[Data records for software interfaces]
*** Block opens ***
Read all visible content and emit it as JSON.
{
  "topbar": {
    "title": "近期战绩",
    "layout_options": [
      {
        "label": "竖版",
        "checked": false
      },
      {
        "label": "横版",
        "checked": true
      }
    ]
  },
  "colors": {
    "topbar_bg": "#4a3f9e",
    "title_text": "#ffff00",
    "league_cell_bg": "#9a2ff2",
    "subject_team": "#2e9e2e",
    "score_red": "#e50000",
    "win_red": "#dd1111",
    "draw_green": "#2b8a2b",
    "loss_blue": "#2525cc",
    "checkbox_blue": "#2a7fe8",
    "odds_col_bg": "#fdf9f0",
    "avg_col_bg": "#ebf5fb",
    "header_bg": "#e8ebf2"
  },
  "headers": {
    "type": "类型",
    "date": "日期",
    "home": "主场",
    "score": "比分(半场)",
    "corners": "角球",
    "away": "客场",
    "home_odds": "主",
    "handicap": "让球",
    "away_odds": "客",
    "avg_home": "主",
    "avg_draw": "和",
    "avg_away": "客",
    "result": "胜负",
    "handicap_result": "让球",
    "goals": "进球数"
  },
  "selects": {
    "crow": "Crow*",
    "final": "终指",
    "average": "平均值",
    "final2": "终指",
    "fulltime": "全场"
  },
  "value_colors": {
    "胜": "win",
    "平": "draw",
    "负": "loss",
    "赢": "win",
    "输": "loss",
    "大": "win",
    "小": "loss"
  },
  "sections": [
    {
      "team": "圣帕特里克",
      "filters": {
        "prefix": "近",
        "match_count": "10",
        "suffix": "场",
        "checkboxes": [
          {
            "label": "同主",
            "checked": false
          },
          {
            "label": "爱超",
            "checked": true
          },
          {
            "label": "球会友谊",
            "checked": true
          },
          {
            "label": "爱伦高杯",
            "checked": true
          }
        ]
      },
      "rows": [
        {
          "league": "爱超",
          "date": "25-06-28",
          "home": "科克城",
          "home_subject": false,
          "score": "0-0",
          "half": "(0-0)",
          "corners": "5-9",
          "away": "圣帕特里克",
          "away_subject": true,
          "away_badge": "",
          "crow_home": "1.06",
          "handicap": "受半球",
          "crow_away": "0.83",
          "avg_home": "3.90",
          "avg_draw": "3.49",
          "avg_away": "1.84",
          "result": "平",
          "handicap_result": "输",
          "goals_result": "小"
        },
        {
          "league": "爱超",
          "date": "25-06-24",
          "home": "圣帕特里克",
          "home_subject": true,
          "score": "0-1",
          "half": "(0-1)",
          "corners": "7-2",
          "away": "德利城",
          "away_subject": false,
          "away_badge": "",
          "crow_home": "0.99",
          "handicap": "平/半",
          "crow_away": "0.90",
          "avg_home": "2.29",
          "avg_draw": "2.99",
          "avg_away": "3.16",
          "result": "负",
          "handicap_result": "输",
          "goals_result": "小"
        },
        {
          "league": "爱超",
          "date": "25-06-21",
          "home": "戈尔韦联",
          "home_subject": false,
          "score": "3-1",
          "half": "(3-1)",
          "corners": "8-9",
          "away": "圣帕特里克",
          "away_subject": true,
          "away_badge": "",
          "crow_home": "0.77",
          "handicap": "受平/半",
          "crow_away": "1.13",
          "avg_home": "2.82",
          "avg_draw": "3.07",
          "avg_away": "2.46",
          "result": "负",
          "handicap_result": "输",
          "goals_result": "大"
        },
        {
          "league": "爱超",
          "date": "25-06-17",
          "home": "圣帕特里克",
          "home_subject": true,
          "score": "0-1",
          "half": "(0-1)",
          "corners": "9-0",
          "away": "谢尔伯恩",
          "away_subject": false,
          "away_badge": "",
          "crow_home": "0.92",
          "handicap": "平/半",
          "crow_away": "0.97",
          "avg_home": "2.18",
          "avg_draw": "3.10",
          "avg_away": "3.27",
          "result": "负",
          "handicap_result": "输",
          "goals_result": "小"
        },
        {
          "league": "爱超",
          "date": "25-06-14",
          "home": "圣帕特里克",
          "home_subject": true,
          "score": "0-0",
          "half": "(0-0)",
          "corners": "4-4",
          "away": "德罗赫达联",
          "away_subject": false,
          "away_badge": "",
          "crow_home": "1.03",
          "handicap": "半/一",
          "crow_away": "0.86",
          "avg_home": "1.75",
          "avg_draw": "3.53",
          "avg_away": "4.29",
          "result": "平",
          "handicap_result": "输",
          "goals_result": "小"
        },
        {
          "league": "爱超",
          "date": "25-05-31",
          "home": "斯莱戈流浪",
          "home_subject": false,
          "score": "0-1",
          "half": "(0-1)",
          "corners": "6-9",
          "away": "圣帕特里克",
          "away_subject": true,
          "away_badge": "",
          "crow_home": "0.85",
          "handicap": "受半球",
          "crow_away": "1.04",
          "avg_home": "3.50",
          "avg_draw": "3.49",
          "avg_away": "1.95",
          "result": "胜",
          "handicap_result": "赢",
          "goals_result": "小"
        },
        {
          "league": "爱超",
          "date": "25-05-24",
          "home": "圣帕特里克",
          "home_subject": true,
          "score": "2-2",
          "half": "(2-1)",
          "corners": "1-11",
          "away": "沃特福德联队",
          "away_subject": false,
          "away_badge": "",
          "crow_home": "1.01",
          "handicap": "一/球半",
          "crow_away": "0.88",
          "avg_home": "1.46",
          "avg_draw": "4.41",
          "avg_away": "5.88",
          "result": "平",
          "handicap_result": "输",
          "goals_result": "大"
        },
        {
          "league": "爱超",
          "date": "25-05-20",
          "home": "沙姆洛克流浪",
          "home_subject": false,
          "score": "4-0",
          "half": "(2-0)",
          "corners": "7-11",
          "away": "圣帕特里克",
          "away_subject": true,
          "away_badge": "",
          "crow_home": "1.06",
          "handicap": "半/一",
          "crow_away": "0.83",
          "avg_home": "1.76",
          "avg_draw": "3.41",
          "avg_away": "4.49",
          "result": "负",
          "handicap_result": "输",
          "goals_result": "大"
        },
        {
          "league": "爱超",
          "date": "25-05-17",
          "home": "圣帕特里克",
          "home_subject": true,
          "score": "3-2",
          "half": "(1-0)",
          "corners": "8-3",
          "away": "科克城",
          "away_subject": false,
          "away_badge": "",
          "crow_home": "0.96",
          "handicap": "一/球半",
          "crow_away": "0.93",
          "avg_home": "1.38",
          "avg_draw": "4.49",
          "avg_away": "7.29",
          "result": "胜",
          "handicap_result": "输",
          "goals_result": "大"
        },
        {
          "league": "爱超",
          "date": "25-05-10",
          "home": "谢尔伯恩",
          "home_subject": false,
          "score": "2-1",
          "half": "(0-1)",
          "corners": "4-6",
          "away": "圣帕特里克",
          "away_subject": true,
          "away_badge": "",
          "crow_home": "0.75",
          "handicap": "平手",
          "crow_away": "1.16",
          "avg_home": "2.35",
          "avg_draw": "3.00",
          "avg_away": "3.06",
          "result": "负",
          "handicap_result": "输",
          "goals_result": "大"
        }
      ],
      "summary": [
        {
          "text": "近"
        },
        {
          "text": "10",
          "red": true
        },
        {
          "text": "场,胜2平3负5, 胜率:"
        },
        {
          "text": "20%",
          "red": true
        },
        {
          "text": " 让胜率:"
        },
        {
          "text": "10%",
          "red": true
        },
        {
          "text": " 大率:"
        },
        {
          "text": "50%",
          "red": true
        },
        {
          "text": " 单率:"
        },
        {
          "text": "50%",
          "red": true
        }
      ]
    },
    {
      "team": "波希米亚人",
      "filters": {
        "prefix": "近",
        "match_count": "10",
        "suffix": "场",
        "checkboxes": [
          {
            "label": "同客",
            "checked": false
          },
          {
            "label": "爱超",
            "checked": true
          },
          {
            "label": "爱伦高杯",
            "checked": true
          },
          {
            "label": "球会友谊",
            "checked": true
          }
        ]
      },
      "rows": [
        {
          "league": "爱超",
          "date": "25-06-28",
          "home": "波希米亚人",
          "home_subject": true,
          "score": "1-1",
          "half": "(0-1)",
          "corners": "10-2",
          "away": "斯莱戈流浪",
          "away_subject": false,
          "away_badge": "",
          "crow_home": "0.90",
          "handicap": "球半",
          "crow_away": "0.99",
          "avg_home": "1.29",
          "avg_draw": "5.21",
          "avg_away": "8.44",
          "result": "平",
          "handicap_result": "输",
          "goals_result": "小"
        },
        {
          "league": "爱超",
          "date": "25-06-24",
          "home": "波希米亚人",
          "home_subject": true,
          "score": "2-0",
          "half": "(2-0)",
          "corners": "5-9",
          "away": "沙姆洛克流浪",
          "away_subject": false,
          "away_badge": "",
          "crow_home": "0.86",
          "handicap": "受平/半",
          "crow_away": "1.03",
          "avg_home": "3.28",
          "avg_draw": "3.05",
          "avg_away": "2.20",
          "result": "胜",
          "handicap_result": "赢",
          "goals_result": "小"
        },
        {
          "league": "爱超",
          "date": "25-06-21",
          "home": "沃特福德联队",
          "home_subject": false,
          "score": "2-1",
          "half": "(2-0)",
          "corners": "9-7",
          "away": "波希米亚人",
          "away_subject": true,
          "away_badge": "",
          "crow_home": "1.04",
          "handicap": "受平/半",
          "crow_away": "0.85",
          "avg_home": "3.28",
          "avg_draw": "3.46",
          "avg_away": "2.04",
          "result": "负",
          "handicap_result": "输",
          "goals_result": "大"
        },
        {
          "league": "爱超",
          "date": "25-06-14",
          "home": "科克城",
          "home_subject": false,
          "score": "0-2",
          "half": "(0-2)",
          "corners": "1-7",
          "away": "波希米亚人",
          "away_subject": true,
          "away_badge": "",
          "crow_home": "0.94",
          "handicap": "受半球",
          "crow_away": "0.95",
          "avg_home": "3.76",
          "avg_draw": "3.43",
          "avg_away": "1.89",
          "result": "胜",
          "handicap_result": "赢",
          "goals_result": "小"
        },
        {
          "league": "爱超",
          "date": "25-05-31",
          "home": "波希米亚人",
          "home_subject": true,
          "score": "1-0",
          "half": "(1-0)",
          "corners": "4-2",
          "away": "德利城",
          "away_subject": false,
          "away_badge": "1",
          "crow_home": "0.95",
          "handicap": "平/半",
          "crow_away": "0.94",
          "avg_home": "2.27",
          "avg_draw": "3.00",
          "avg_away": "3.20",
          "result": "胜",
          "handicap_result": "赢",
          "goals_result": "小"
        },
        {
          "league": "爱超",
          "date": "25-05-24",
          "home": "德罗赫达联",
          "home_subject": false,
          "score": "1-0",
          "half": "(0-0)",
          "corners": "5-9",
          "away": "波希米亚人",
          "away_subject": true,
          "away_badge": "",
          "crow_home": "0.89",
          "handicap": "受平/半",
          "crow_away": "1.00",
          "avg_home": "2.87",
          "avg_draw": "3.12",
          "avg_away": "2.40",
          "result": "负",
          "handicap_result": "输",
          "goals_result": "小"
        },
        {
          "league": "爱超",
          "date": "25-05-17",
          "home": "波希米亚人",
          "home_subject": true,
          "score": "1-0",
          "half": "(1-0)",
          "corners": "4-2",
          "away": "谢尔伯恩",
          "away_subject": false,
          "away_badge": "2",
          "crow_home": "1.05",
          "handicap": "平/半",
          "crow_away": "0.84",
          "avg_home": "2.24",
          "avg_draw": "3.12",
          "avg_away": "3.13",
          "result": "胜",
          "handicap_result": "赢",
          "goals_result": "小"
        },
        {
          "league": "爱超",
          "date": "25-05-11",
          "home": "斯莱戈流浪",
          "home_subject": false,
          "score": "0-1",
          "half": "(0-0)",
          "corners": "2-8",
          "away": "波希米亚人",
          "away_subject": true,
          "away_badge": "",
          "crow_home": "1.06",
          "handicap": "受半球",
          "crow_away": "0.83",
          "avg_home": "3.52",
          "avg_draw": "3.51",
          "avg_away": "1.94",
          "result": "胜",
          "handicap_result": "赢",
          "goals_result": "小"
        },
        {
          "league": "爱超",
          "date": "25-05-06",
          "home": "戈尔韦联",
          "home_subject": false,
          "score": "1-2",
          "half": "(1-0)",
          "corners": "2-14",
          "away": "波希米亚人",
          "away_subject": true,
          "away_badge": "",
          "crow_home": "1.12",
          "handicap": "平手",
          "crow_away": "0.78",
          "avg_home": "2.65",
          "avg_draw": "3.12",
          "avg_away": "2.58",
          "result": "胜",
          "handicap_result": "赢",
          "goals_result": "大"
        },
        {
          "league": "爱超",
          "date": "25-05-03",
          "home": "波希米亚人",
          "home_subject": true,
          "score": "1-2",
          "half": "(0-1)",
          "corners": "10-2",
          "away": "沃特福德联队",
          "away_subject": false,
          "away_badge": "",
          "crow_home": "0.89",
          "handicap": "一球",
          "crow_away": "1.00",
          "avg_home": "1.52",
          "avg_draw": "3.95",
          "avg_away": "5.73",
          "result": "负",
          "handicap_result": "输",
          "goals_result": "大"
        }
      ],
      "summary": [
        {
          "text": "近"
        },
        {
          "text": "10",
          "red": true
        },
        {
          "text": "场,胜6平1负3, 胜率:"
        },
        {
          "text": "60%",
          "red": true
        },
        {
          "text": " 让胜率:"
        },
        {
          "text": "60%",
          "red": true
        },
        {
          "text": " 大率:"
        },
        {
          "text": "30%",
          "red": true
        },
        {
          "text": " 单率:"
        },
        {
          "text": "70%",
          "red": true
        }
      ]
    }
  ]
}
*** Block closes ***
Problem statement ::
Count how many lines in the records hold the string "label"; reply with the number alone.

Problem solution ::
10